The average 300% increase in challan rates is the second-most serious challenge and concern post the sudden hike in driving license fee. With due respect to the long term benefits this act envisions and will achieve by addressing/correcting the wrong attitude of the individuals/commercial vehicles on the road, few other things are yet to be questioned and need immediate attention. To be more specific, the 900% increase in challan (₹500–5000) against driving without license, on the one hand, is undoubtedly a step up towards road safety while driving, with a decrease in unprofessional, harmful and below 18 years drivers, but, on the other hand, it has led to an increase in barriers for women and their mobility. With the recent development,
Further, the educated volunteers, who have tried to help women/men to apply for the same, realized slot booking is a luck-based task. The servers are not working, and when they work, they provide a month or two month later slots for learning licenses, let alone driving license (permanent). Even when the public domain of slot booking shows slots for next week, they are not available at the user end. Now, the women/men who require driving licenses to work with us are supposed to wait for another two months to become eligible for the job role. On visiting RTO, they were sent back by saying there are a lot of individuals with licenses and were told not to worry. “We can’t give them slots”, they simply said.
I wonder how these individuals will manage, as the current job crisis irrespective of gender is critical, and driving is a skill which helps these individuals earn their livelihood.
Now the questions I believe should be thought about before these changes/amendment are:
a) Were the RTOs structured or developed enough to take sudden increased demand/manage increased applications?
b) With only 0.3% spending of the total Ministry expenditure (budget 2019) on Road Safety in comparison to 6% by the U.S. federal government, how will we reduce the traffic fatalities? Road engineering errors, too, is another primary reason. What about that? What is the plan of action for the same?
c) Does spending on digital literacy campaigns to avoid corruption during learning licenses makes more sense? Could that have been a proposed solution?
d) Can spending on campaigns like “Driving License for all” help the nation with increased revenue, mobility and reduced corruption?
e) Are the public transports in place ensuring timely and smooth mobility of women and other unlicensed riders who will now use public transports as their new means to commute?
This whole event will only lead to an increase in corruption, illegal licenses, reduced mobility and workforce participation among women.
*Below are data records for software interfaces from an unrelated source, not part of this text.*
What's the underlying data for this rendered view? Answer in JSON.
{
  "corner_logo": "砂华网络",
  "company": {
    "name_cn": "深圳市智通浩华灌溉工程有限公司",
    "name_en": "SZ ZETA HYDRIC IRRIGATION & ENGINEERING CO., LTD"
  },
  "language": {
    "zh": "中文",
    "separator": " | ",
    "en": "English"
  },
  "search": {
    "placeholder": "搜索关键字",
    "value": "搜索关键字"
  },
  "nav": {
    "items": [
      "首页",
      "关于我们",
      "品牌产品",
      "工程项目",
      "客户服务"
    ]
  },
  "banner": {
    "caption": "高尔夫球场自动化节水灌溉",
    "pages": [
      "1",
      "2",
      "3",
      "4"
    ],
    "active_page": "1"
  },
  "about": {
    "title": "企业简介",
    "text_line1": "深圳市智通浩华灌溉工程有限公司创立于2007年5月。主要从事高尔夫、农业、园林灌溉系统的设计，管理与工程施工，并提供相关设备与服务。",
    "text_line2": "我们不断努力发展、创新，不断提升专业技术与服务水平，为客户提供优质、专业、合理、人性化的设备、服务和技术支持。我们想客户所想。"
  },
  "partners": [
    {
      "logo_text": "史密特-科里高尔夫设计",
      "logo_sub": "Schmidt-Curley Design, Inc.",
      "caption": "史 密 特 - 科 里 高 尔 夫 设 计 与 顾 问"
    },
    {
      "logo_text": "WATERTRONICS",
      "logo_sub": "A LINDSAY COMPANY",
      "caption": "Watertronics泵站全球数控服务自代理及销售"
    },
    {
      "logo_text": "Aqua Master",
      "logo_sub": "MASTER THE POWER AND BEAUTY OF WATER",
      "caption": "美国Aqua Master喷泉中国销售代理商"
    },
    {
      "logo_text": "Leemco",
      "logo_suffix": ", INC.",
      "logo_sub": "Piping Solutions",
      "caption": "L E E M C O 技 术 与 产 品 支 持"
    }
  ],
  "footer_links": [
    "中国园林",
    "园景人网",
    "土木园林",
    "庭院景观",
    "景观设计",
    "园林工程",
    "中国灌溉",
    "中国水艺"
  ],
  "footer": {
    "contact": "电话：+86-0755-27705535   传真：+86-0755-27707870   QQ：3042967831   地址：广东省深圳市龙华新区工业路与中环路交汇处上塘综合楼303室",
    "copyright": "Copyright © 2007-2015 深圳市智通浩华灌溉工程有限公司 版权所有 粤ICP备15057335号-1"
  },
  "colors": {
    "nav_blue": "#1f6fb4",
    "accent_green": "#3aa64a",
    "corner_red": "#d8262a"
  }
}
And if we further do the gender check, adding to above problems, there will be a rise in fear and pressure by family on women to not to be on the road (to avoid challans and interaction with police), along with reductions in traffic rules violations (as planned). However, campaigns like Helmet assured done in other nations could also be used to achieve the target in hand.
We believe, any amendments should be done with a holistic perspective of development for all and that can be possible by understanding the challenges and needs of the individuals across class, gender and other concerned factors.